Half of buy-side absent during SEF opening – The TRADE Poll

Nearly half of respondents to The TRADE’s October poll believe institutional investors have avoided engaging directly with swap execution facilities until mandated to do so.

Nearly half of respondents to The TRADE’s October poll believe institutional investors have avoided engaging directly with swap execution facilities (SEFs) until mandated to do so. 

Asked how the buy-side would approach the beginning of SEF trading on 2 October, 46.67% believed asset managers would wait on the sidelines. Performing a few test trades received the second highest number of responses with 43.33%, while trading regularly from the outset received 10% of votes cast.

SEFs began trading on 2 October as part of Dodd-Frank Act measures to increase transparency in the opaque OTC derivatives market in addition to pushing the most commonly traded swaps towards centralised clearing.

Commenting on the results, Sean Owens, director, fixed income at consultancy Woodbine Associates, said the results were broadly in line with expectations, but added this was driven by liquidity, which had remained concentrated in traditional OTC derivatives trading executed through banks.

“There is currently little impetus to trade on SEFs so the high number of respondents electing to ‘wait on the sidelines’ makes complete sense,” Owens told theTRADEnews.com.

Participants will continue to trade where they can get the best liquidity, which is still bilaterally and volumes reflect that although this will all change once the trading mandate takes effect for ‘made-available to trade’ (MAT) swaps. Then we will see the beginning of more meaningful SEF volume numbers.”

Under the MAT rule, market participants are required to trade swaps on a SEF if offered by any SEF – a rule developed by the CFTC to spur the migration to SEF-based trading.

“The low number of those trading regularly from the outset is related to liquidity too, but also to connectivity and technology issues of both SEFs – who continue to fine-tune their systems – and buy- and sell-side counterparts finalising agreements and processes.”

Learning curve

Owens believes the market will experience a learning curve once mandated trading begins as participants decide which models – central limit order book or request-for-quote, for instance – favour their trading strategies, and which platforms receive the dominant market share.

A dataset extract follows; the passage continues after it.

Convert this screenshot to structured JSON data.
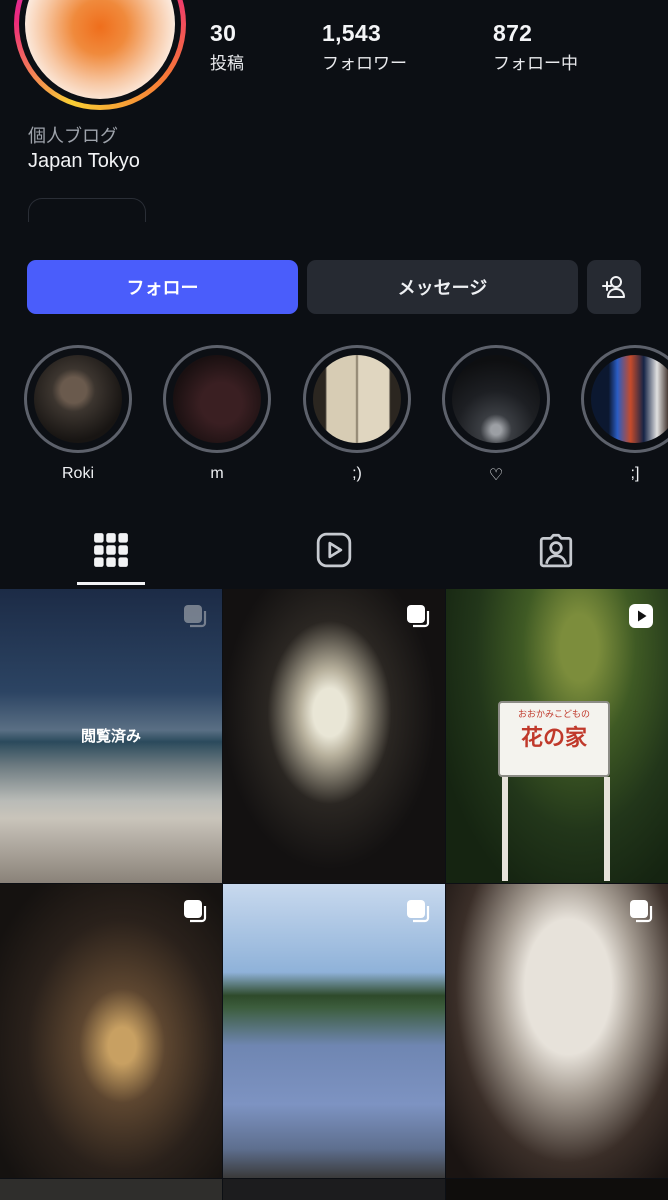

The beginning of SEF trading was marked by the partial shutdown of the regulator, as the Commodity Futures Trading Commission (CFTC) whittled its staff of 680 to just 25 during the month’s government shutdown. Despite this, a number of the 18 SEFs approved from 2 October displayed strong volumes from the outset.

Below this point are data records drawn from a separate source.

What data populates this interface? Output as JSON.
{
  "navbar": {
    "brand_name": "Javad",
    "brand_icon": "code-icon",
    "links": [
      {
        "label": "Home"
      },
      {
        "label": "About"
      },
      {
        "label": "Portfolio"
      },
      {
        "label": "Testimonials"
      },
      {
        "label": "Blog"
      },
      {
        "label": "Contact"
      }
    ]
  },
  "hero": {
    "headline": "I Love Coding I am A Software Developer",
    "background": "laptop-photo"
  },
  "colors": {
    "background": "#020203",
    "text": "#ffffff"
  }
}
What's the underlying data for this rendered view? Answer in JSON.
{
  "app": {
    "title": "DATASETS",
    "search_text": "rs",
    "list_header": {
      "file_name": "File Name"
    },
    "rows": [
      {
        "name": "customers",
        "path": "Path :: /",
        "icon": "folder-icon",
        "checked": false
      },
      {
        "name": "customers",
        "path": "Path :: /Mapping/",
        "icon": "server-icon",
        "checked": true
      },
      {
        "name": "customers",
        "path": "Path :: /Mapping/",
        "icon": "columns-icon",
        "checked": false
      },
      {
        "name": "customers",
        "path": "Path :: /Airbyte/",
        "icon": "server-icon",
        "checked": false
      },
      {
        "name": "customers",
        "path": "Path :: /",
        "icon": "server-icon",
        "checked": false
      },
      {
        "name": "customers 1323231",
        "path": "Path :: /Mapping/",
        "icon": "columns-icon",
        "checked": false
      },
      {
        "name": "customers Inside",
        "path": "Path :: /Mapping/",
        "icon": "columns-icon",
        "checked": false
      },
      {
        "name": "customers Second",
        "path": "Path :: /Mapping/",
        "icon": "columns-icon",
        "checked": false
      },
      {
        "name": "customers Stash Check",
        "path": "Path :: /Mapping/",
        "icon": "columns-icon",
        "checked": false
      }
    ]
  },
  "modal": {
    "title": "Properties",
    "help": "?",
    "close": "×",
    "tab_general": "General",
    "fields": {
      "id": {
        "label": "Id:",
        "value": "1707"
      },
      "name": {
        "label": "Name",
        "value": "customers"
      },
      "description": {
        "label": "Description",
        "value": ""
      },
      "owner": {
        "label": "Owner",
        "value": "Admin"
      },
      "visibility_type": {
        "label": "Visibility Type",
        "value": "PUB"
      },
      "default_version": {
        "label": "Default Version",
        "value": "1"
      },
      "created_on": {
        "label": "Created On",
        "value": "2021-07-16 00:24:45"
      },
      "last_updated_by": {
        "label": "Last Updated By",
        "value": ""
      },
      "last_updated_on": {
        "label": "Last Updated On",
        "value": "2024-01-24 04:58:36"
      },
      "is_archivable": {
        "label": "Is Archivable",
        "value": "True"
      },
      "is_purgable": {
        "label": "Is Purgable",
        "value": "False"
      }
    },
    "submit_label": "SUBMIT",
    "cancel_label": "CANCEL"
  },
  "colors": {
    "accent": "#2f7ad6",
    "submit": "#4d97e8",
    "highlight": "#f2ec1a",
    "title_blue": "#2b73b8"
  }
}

Tod Skarecky, senior vice president, Americas for OTC derivatives technology provider Clarus Financial Technology, who has tracked SEF trading volumes during the initial weeks of trading said Bloomberg’s plan to offer a wide range of OTC derivatives products – across credit and rates – had found success, while the more common specialisation strategies had also shown value, particularly for inter-dealer brokers (IDBs).

“The results seem to be in line with what we are hearing,” Skarecky told theTRADEnews.com.

“I personally do not see much growth in SEF activity happening, outside of the IDB’s, for a couple months still because the incentive isn’t there and the regulation [to mandate trading] is at least a couple months away,” he said. Skarecky also believes the number of SEFs will reduce considerably in the next year, with the number of platforms halving within this period.

Leonard Nuara, president and co-founder of TeraExchange, one the platforms that has received temporary approval from the CFTC to operate as a SEF, commented that the poll results showed the buy-side was understandably showing caution during this period of transition in the swaps market.

“The clients we speak to are indeed moving carefully and are in testing with us and their clearing members. From what we’re told by major asset managers and hedge funds, an all-to-all marketplace remains their preferred way to trade but are taking a conservative and measured approach to starting up,” Nuara said.

“But, with all the new CFTC SEF regulations no-action letters and staff guidance letters in recent weeks, it’s not a surprise that electronic swaps trading is taking time to kick in,” he said.